What is expected:
Would you count how many lines of the entries below include the word "duration"? Give nothing but the number.

(Saved entries)
..........

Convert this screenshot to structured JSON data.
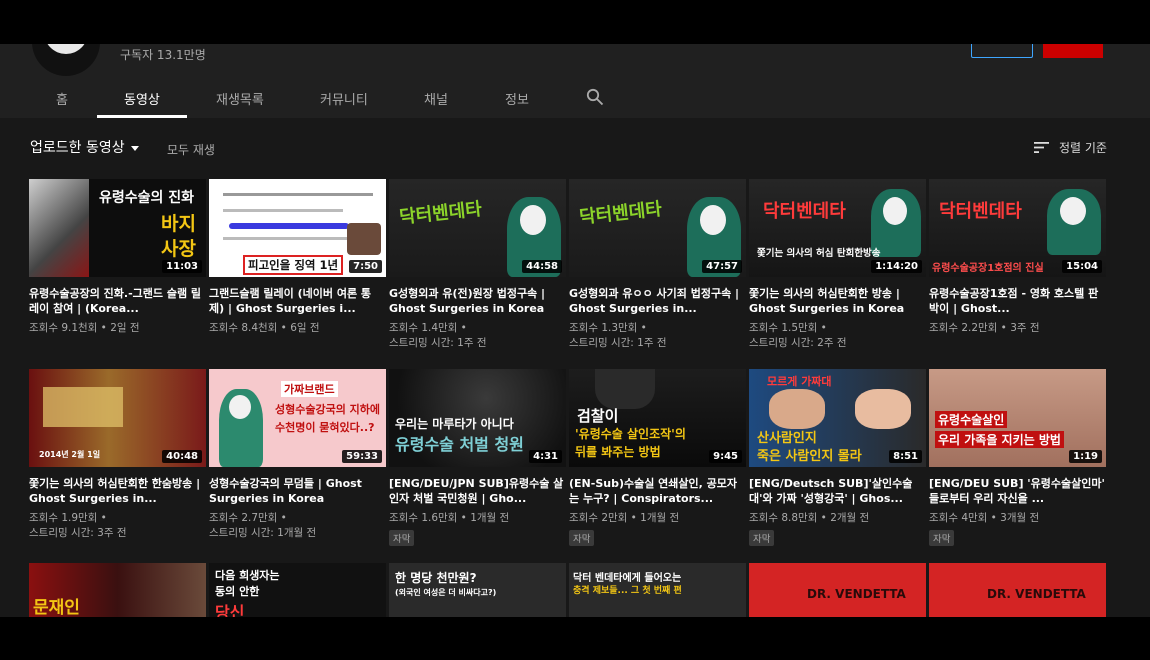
{
  "channel": {
    "subscribers": "구독자 13.1만명"
  },
  "tabs": [
    {
      "label": "홈"
    },
    {
      "label": "동영상"
    },
    {
      "label": "재생목록"
    },
    {
      "label": "커뮤니티"
    },
    {
      "label": "채널"
    },
    {
      "label": "정보"
    }
  ],
  "section": {
    "title": "업로드한 동영상",
    "play_all": "모두 재생",
    "sort": "정렬 기준"
  },
  "videos": [
    {
      "title": "유령수술공장의 진화.-그랜드 슬램 릴레이 참여 | (Korea...",
      "meta1": "조회수 9.1천회 • 2일 전",
      "meta2": "",
      "duration": "11:03",
      "thumb_text1": "유령수술의 진화",
      "thumb_text2": "바지",
      "thumb_text3": "사장"
    },
    {
      "title": "그랜드슬램 릴레이 (네이버 여론 통제) | Ghost Surgeries i...",
      "meta1": "조회수 8.4천회 • 6일 전",
      "meta2": "",
      "duration": "7:50",
      "thumb_text1": "피고인을 징역 1년"
    },
    {
      "title": "G성형외과 유(전)원장 법정구속 | Ghost Surgeries in Korea",
      "meta1": "조회수 1.4만회 •",
      "meta2": "스트리밍 시간: 1주 전",
      "duration": "44:58",
      "thumb_text1": "닥터벤데타"
    },
    {
      "title": "G성형외과 유ㅇㅇ 사기죄 법정구속 | Ghost Surgeries in...",
      "meta1": "조회수 1.3만회 •",
      "meta2": "스트리밍 시간: 1주 전",
      "duration": "47:57",
      "thumb_text1": "닥터벤데타"
    },
    {
      "title": "쫓기는 의사의 허심탄회한 방송 | Ghost Surgeries in Korea",
      "meta1": "조회수 1.5만회 •",
      "meta2": "스트리밍 시간: 2주 전",
      "duration": "1:14:20",
      "thumb_text1": "닥터벤데타",
      "thumb_text2": "쫓기는 의사의 허심 탄회한방송"
    },
    {
      "title": "유령수술공장1호점 - 영화 호스텔 판박이 | Ghost...",
      "meta1": "조회수 2.2만회 • 3주 전",
      "meta2": "",
      "duration": "15:04",
      "thumb_text1": "닥터벤데타",
      "thumb_text2": "유령수술공장1호점의 진실"
    },
    {
      "title": "쫓기는 의사의 허심탄회한 한숨방송 | Ghost Surgeries in...",
      "meta1": "조회수 1.9만회 •",
      "meta2": "스트리밍 시간: 3주 전",
      "duration": "40:48",
      "thumb_text1": "2014년 2월 1일"
    },
    {
      "title": "성형수술강국의 무덤들 | Ghost Surgeries in Korea",
      "meta1": "조회수 2.7만회 •",
      "meta2": "스트리밍 시간: 1개월 전",
      "duration": "59:33",
      "thumb_text1": "가짜브랜드",
      "thumb_text2": "성형수술강국의 지하에",
      "thumb_text3": "수천명이 묻혀있다..?"
    },
    {
      "title": "[ENG/DEU/JPN SUB]유령수술 살인자 처벌 국민청원 | Gho...",
      "meta1": "조회수 1.6만회 • 1개월 전",
      "meta2": "",
      "duration": "4:31",
      "badge": "자막",
      "thumb_text1": "우리는 마루타가 아니다",
      "thumb_text2": "유령수술 처벌 청원"
    },
    {
      "title": "(EN-Sub)수술실 연쇄살인, 공모자는 누구? | Conspirators...",
      "meta1": "조회수 2만회 • 1개월 전",
      "meta2": "",
      "duration": "9:45",
      "badge": "자막",
      "thumb_text1": "검찰이",
      "thumb_text2": "'유령수술 살인조작'의",
      "thumb_text3": "뒤를 봐주는 방법"
    },
    {
      "title": "[ENG/Deutsch SUB]'살인수술대'와 가짜 '성형강국' | Ghos...",
      "meta1": "조회수 8.8만회 • 2개월 전",
      "meta2": "",
      "duration": "8:51",
      "badge": "자막",
      "thumb_text1": "모르게 가짜대",
      "thumb_text2": "산사람인지",
      "thumb_text3": "죽은 사람인지 몰라"
    },
    {
      "title": "[ENG/DEU SUB] '유령수술살인마' 들로부터 우리 자신을 ...",
      "meta1": "조회수 4만회 • 3개월 전",
      "meta2": "",
      "duration": "1:19",
      "badge": "자막",
      "thumb_text1": "유령수술살인",
      "thumb_text2": "우리 가족을 지키는 방법"
    },
    {
      "thumb_text1": "문재인"
    },
    {
      "thumb_text1": "다음 희생자는",
      "thumb_text2": "동의 안한",
      "thumb_text3": "당신"
    },
    {
      "thumb_text1": "한 명당 천만원?",
      "thumb_text2": "(외국인 여성은 더 비싸다고?)"
    },
    {
      "thumb_text1": "닥터 벤데타에게 들어오는",
      "thumb_text2": "충격 제보들... 그 첫 번째 편"
    },
    {
      "thumb_text1": "DR. VENDETTA"
    },
    {
      "thumb_text1": "DR. VENDETTA"
    }
  ]
}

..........

Reply:
12